Qualifying Seismic as a "Reliable Technology"—An Example of Downdip Water-Contact Location Conference Paper uri icon

abstract
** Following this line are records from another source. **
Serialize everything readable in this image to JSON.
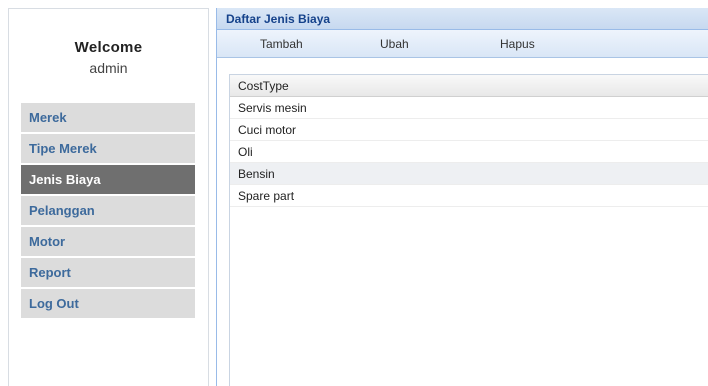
{
  "sidebar": {
    "welcome": "Welcome",
    "user": "admin",
    "items": [
      {
        "label": "Merek"
      },
      {
        "label": "Tipe Merek"
      },
      {
        "label": "Jenis Biaya"
      },
      {
        "label": "Pelanggan"
      },
      {
        "label": "Motor"
      },
      {
        "label": "Report"
      },
      {
        "label": "Log Out"
      }
    ],
    "active_index": 2
  },
  "panel": {
    "title": "Daftar Jenis Biaya",
    "toolbar": {
      "add_label": "Tambah",
      "edit_label": "Ubah",
      "delete_label": "Hapus"
    },
    "grid": {
      "header": "CostType",
      "rows": [
        "Servis mesin",
        "Cuci motor",
        "Oli",
        "Bensin",
        "Spare part"
      ]
    }
  },
  "colors": {
    "menu_text": "#3d6a9c",
    "menu_bg": "#dcdcdc",
    "menu_active_bg": "#6f6f6f",
    "panel_title": "#15428b"
  }
}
  • Summary The term "reliable technology" was added to the lexicon of oil and gas reserves estimation with the updated regulations published by the US Securities and Exchange Commission in late 2008 (US Securities and Exchange Commission 2008). A previous paper (Sidle and Lee 2010) described an approach to the demonstration that a technology satisfied the criteria of a reliable technology. This paper builds on the use of the scientific method, as described in the previous paper, by examining a real-life example of seismic interpretation to define water contacts downdip of hydrocarbon-column penetrations. Complex technologies, such as seismic, require careful and detailed calibration and testing to demonstrate the consistency and repeatability needed to qualify as a reliable technology. However, this complexity need not preclude that technology from use as reliable. Proper analysis of the science behind the technology and testing to demonstrate those circumstances that allow reliable conclusions from the technology will permit even a complex technology to be qualified as acceptable. The example used is from the Gulf of Mexico (GoM) deep water. It gives the results from several turbidite sand reservoirs in multiple fields to demonstrate the conditions under which certain seismic can be shown as reliable. The learnings from these applications allow the development of a "reliability qualification checklist" that defines the conditions under which the seismic data are definitive. Then, it describes the final testing of the "reliable data" to determine when a seismically interpreted water contact is sufficiently conclusive to be reasonably certain. This paper will provide a useful description of how the qualification of a technology can be planned, tested, and conclusions drawn. It will provide examples of constraints that develop from the theoretical analysis and testing results and show how these constraints can be incorporated into a set of limitations on the application of the technology. While certain elements of the technology are discussed in this paper, it is not the authors’ intent to provide an exhaustive description of the seismic theory and methods used for this example. Rather, the paper will focus on the reliability demonstration process.
  • The term "reliable technology" was added to the lexicon of oil and gas reserves estimation with the updated regulations published by the US Securities and Exchange Commission in late 2008 (US Securities and Exchange Commission 2008). A previous paper (Sidle and Lee 2010) described an approach to the demonstration that a technology satisfied the criteria of a reliable technology. This paper builds on the use of the scientific method, as described in the previous paper, by examining a real-life example of seismic interpretation to define water contacts downdip of hydrocarbon-column penetrations. Complex technologies, such as seismic, require careful and detailed calibration and testing to demonstrate the consistency and repeatability needed to qualify as a reliable technology. However, this complexity need not preclude that technology from use as reliable. Proper analysis of the science behind the technology and testing to demonstrate those circumstances that allow reliable conclusions from the technology will permit even a complex technology to be qualified as acceptable. The example used is from the Gulf of Mexico (GoM) deep water. It gives the results from several turbidite sand reservoirs in multiple fields to demonstrate the conditions under which certain seismic can be shown as reliable. The learnings from these applications allow the development of a "reliability qualification checklist" that defines the conditions under which the seismic data are definitive. Then, it describes the final testing of the "reliable data" to determine when a seismically interpreted water contact is sufficiently conclusive to be reasonably certain. This paper will provide a useful description of how the qualification of a technology can be planned, tested, and conclusions drawn. It will provide examples of constraints that develop from the theoretical analysis and testing results and show how these constraints can be incorporated into a set of limitations on the application of the technology. While certain elements of the technology are discussed in this paper, it is not the authors' intent to provide an exhaustive description of the seismic theory and methods used for this example. Rather, the paper will focus on the reliability demonstration process. Copyright © 2011 Society of Petroleum Engineers.

author list (cited authors)

  • Sidle, R., & Lee, W.

citation count

  • 2

complete list of authors

  • Sidle, REE||Lee, WJJ

publication date

  • July 2011